This command will show the sum total of memory used in gigabytes by a program that spawns multiple instances of itself. Replace chrome with whatever program's memory usage you are investigating. This command is rather useless on software that only spawns a single instance of itself.

ps -u marcanuy -o pid,rss,command | awk '{print $0}{sum+=$2} END {print "Total", sum/1024, "MB"}'
2013-11-20 01:21:59
User: marcanuy
Functions: awk ps

Add up the amount of memory your processes are using and display the total. Replace marcanuy with your desired username.

ps -p $$
ps r -A
output=$(ps -ef|grep -i java 2>/dev/null); for w in ${output[@]}; do if [[ $w =~ .*Xmx.* ]]; then result=$(grep -oP "[0-9]+" <<< $w); echo $result ;fi ; done| awk 'BEGIN {sum=0} {for(i=1; i<=NF; i++) sum+=$i } END {print sum}'
2013-08-13 14:04:17
User: massiverobot
Functions: awk echo grep ps
Tags: java jvm xmx

This will find all the -Xmx[BIGINT] running on a system, add them up for you and give you the total.

svn ps svn:executable yes /web/itscripts/check_mail.plproperty
$ ps -LF -u user
2013-08-06 21:50:48
User: jld
Functions: ps
Tags: bash processes

Piping ps into grep is mostly useless: ps has its own filter options like -u and -C

psgrep() { ps aux | tee >(head -1>&2) | grep -v " grep $@" | grep "$@" -i --color=auto; }
2013-08-02 12:44:32
User: fnl
Functions: grep head ps tee
Tags: grep ps

Pipes the header row of ps to STDERR, then greps for the command on the output of ps, removing the grep entry before that.

ps -eLF | grep ^user
2013-07-24 09:53:12
User: balsagoth
Functions: grep ps
Tags: bash processes

This shows all process (-e) and threads (-L) in full format (-F)

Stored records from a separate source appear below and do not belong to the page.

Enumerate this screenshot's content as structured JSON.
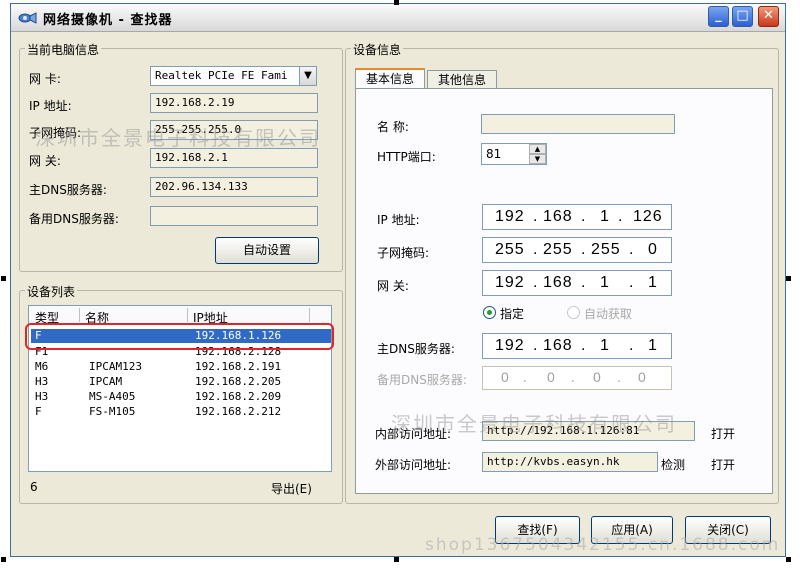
{
  "window": {
    "title": "网络摄像机 - 查找器"
  },
  "titlebar_buttons": {
    "minimize": "_",
    "maximize": "□",
    "close": "✕"
  },
  "pc_info": {
    "title": "当前电脑信息",
    "network_card_label": "网   卡:",
    "network_card_value": "Realtek PCIe FE Fami",
    "ip_label": "IP   地址:",
    "ip_value": "192.168.2.19",
    "subnet_label": "子网掩码:",
    "subnet_value": "255.255.255.0",
    "gateway_label": "网    关:",
    "gateway_value": "192.168.2.1",
    "dns_label": "主DNS服务器:",
    "dns_value": "202.96.134.133",
    "dns2_label": "备用DNS服务器:",
    "dns2_value": "",
    "auto_button": "自动设置"
  },
  "device_list": {
    "title": "设备列表",
    "columns": [
      "类型",
      "名称",
      "IP地址"
    ],
    "rows": [
      {
        "type": "F",
        "name": "",
        "ip": "192.168.1.126",
        "selected": true
      },
      {
        "type": "F1",
        "name": "",
        "ip": "192.168.2.128"
      },
      {
        "type": "M6",
        "name": "IPCAM123",
        "ip": "192.168.2.191"
      },
      {
        "type": "H3",
        "name": "IPCAM",
        "ip": "192.168.2.205"
      },
      {
        "type": "H3",
        "name": "MS-A405",
        "ip": "192.168.2.209"
      },
      {
        "type": "F",
        "name": "FS-M105",
        "ip": "192.168.2.212"
      }
    ],
    "count": "6",
    "export_button": "导出(E)"
  },
  "device_info": {
    "title": "设备信息",
    "tabs": [
      "基本信息",
      "其他信息"
    ],
    "name_label": "名   称:",
    "name_value": "",
    "http_port_label": "HTTP端口:",
    "http_port_value": "81",
    "ip_label": "IP  地址:",
    "ip_octets": [
      "192",
      "168",
      "1",
      "126"
    ],
    "subnet_label": "子网掩码:",
    "subnet_octets": [
      "255",
      "255",
      "255",
      "0"
    ],
    "gateway_label": "网    关:",
    "gateway_octets": [
      "192",
      "168",
      "1",
      "1"
    ],
    "radio_specified": "指定",
    "radio_auto": "自动获取",
    "dns_label": "主DNS服务器:",
    "dns_octets": [
      "192",
      "168",
      "1",
      "1"
    ],
    "dns2_label": "备用DNS服务器:",
    "dns2_octets": [
      "0",
      "0",
      "0",
      "0"
    ],
    "internal_label": "内部访问地址:",
    "internal_value": "http://192.168.1.126:81",
    "internal_open": "打开",
    "external_label": "外部访问地址:",
    "external_value": "http://kvbs.easyn.hk",
    "external_check": "检测",
    "external_open": "打开"
  },
  "footer": {
    "find_button": "查找(F)",
    "apply_button": "应用(A)",
    "close_button": "关闭(C)"
  },
  "watermarks": {
    "left": "深圳市全景电子科技有限公司",
    "right": "深圳市全景电子科技有限公司",
    "bottom": "shop1367504342155.cn.1688.com"
  },
  "colors": {
    "selection": "#316ac5",
    "highlight_border": "#e0262a",
    "title_bar_blue": "#3a6ea5"
  }
}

ps aux | grep $(echo $1 | sed "s/^\(.\)/[\1]/g")
2013-07-16 10:10:51
User: opexxx
Functions: echo grep ps sed
Tags: sed grep ps

grep по ps aux

ps -eo pid,lstart,cmd
2013-06-17 12:52:53
User: kruspemsv
Functions: ps
Tags: PID

That is useful to discover the start time of process older than 1 day.

You can also run:

ls -ld /proc/PID

That's returning the creation date of the proc files from the process. Some users reported that this way might show you a wrong date since any other process like cron, for example, could change this date.

sudo lsof -p `sudo ps aux | grep -i neo4j | grep -v grep | awk '{ print $2 }'`
2013-06-02 10:15:30
User: andycunn
Functions: awk grep ps sudo

Inner "ps...grep..." command searches for a process matching the specified .

"lsof -p lists all file descriptors owned by . Includes open files, sockets, devices, etc...

ps aux | sort -n -k2 | awk '{if ($2 < 300) print($0)}'
2013-05-09 13:09:58
User: lili
Functions: awk ps sort

Display all pid less the 300 processes info

ps aux | awk '/chrome/ {s+=$6}END{print s/1024}';